I well remember my first days in my boarding school - the wolf whistles from the prefects' open windows as we passed in and out of our boarding quarters. Prettier boys were openly rated as desirable. It was in my second term, when I was 13 years old, that I first received a note from a 17-year-old in the school rugby team asking would I meet him for a smoke. This was a euphemism for intended sexual contact.
The five things you need to know on Wednesday 9 July 2014... 1) OPEN UP YOUR 'DIRT BOOKS'! Will we see full disclosure? From the Times: "West...
I think it is time to prioritise child abuse as a public health issue like heart disease, smoking and obesity. These diseases get a high profile in part because they have a cost, not only in human misery but also for the economy. The NSPCC is currently researching the economic costs to the UK of child sexual abuse and it is likely that it will be billions of pounds of year.
There is a sad and recurrent theme in many of the worst child abuse scandals - of a child's voice not having been heard. Poor Daniel Pelka, seen looking through bins for food at his school but whose suffering at the hands of his mother and partner was not discovered until it was tragically too late...
How about a resolution that will change other people's lives and yours too? ChildLine is urgently seeking volunteers to go into schools to talk directly with nine-11-year-old children about different forms of abuse and about staying safe. You don't need any previous experience and you will be given first class training and support.
Today's overhaul of the guidelines for sexual offences, which the NSPCC has been calling for, is an important step forward in both recognising the harm done to victims and in justice being done.
Children's Centres are Britain's institutional expression of our commitment to better childhoods. Established over a decade ago they are the spaces where a wide range of health, early education and specialist support services are brought together under one roof (or at least within a 'hub') so that parents with young children do not have to go from pillar to post navigating services for themselves.
It's absolutely right that the national media crawl all over what happened to Hamzah Khan. Anyone who cares about children will be horrified by the detail of his suffering and will see clearly many moments when he might have been noticed. But it's not enough simply to cry that "lessons must be learned". We must ensure that they are.
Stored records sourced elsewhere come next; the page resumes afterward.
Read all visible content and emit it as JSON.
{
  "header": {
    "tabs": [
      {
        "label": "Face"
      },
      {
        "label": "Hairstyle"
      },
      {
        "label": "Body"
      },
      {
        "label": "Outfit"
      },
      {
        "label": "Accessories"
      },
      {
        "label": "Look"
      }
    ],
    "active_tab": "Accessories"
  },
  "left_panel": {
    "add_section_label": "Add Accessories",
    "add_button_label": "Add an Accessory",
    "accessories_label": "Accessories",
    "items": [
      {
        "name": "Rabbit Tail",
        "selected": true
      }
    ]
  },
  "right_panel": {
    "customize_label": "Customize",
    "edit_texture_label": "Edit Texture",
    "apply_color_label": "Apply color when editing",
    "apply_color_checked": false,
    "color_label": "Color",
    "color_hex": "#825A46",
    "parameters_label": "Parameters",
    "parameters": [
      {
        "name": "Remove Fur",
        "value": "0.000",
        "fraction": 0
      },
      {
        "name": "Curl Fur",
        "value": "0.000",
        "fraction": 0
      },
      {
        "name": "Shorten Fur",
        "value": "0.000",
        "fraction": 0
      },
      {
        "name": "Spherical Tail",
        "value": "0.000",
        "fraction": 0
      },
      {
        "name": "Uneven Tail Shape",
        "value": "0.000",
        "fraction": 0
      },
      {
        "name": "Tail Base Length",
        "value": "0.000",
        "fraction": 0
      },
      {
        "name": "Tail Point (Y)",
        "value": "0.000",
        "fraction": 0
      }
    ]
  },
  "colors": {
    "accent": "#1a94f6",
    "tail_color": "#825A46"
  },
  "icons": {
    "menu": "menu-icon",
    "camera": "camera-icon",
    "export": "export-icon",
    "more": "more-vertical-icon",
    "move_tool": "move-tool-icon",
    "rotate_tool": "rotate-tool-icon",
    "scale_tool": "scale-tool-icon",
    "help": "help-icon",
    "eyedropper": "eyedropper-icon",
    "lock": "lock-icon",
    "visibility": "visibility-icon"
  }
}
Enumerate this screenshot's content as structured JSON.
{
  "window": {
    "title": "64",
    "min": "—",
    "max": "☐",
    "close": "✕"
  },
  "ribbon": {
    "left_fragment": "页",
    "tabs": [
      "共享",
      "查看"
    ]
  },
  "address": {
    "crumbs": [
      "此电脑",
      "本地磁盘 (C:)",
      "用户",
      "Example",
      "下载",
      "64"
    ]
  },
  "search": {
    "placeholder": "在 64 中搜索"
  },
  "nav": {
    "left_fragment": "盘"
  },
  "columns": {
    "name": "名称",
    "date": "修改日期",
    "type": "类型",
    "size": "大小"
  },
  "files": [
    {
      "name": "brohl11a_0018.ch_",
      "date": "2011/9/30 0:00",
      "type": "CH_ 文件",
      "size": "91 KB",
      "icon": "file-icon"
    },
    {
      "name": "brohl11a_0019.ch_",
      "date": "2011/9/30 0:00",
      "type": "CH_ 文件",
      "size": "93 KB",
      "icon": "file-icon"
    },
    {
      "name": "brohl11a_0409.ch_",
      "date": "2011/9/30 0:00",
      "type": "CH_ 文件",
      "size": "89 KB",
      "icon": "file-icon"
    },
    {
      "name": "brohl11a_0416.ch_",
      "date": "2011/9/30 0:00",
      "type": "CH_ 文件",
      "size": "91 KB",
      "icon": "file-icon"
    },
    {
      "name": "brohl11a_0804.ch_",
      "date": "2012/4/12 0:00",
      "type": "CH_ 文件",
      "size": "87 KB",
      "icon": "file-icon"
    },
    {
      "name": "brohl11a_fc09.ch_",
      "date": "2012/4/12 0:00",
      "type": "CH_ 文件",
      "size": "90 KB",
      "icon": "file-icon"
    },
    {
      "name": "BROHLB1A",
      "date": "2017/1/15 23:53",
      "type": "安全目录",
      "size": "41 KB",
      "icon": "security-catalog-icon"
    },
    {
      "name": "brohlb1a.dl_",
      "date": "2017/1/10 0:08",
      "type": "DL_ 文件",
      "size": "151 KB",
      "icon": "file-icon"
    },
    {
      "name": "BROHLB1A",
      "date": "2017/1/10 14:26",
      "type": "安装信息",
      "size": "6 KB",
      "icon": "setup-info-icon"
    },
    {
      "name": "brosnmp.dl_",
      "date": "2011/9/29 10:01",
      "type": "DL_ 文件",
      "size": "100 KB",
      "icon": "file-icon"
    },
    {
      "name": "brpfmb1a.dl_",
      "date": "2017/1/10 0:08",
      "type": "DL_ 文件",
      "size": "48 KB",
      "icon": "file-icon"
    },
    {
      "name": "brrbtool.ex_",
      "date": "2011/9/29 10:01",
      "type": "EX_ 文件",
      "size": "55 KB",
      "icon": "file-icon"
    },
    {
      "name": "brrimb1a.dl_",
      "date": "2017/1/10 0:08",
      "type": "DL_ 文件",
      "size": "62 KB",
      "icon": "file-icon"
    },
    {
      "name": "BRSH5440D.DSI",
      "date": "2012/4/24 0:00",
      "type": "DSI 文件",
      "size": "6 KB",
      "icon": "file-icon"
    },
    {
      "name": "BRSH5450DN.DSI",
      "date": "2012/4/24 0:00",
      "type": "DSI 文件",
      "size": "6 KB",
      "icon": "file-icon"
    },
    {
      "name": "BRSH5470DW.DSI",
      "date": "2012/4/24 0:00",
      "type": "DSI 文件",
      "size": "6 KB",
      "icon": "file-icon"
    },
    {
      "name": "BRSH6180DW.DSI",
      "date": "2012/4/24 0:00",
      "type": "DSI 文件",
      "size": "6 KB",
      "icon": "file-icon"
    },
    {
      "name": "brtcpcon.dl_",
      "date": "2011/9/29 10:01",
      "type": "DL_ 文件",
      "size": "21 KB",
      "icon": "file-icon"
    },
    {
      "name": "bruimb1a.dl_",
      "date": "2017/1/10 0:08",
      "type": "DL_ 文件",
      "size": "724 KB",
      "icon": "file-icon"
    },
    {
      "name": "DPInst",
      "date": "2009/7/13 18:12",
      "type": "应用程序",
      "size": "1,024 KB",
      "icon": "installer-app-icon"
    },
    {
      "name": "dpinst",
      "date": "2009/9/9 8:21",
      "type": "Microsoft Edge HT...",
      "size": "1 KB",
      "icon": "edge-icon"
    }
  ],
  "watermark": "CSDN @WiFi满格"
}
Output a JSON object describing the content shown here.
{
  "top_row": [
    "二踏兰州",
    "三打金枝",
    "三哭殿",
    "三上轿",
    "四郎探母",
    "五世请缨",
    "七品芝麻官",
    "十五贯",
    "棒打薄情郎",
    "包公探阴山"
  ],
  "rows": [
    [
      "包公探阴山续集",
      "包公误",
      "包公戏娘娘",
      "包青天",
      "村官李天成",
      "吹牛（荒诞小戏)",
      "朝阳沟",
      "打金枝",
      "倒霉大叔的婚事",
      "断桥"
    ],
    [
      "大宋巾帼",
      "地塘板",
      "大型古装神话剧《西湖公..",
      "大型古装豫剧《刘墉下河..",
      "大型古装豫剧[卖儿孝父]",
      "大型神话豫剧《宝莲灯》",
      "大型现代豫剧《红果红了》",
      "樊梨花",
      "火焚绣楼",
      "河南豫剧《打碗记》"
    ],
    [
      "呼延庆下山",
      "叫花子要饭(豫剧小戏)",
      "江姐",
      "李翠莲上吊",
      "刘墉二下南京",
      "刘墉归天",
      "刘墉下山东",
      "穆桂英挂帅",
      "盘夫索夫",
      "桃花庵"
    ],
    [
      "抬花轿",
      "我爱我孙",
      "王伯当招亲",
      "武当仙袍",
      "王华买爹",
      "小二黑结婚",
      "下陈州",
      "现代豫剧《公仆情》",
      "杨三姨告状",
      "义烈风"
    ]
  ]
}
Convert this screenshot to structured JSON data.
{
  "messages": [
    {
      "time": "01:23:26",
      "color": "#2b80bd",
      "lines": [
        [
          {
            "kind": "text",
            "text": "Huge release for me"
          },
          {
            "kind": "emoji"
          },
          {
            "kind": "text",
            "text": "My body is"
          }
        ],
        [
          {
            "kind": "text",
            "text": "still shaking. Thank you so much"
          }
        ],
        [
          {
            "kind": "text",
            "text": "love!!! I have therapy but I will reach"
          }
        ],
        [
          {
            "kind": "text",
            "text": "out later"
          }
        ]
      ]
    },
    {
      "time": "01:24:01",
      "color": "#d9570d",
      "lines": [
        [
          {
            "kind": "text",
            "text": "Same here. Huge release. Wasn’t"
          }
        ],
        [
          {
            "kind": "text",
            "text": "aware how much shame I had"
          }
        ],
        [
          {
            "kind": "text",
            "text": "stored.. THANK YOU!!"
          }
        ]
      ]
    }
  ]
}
The sharing of self-generated sexually explicit images or videos by mobile phone or online, is now commonplace amongst young people to the point that it is considered 'mundane' whether or not young people engage in it themselves. And it seems that lots do... Now, I know that young people want to experiment and explore their sexuality. And the thrill of taking risks and pushing boundaries is always going to be part of growing up. Frankly we are not going to stop sexting merely by instructing young people not to do it, or by pointing out that explicit under age images are illegal and they risk arrest. But I am deeply concerned that risks are not yet fully understood.
Those who had been silenced by their experiences and by their abusers for so long because they felt they were in some way to blame, and that they were the only ones, began to realise that there were many others with a story to tell. So why hasn't there been an increase in arrests and charges for cases of child sexual abuse that may have been committed years ago?
Imagine you were desperate to tell people about something but when you tried no sound came out. Like you'd had some awful spell cast on you that meant only you could hear the words. That's how I think it might feel to be a child who has suffered abuse but struggles to find adults who will act upon their concerns.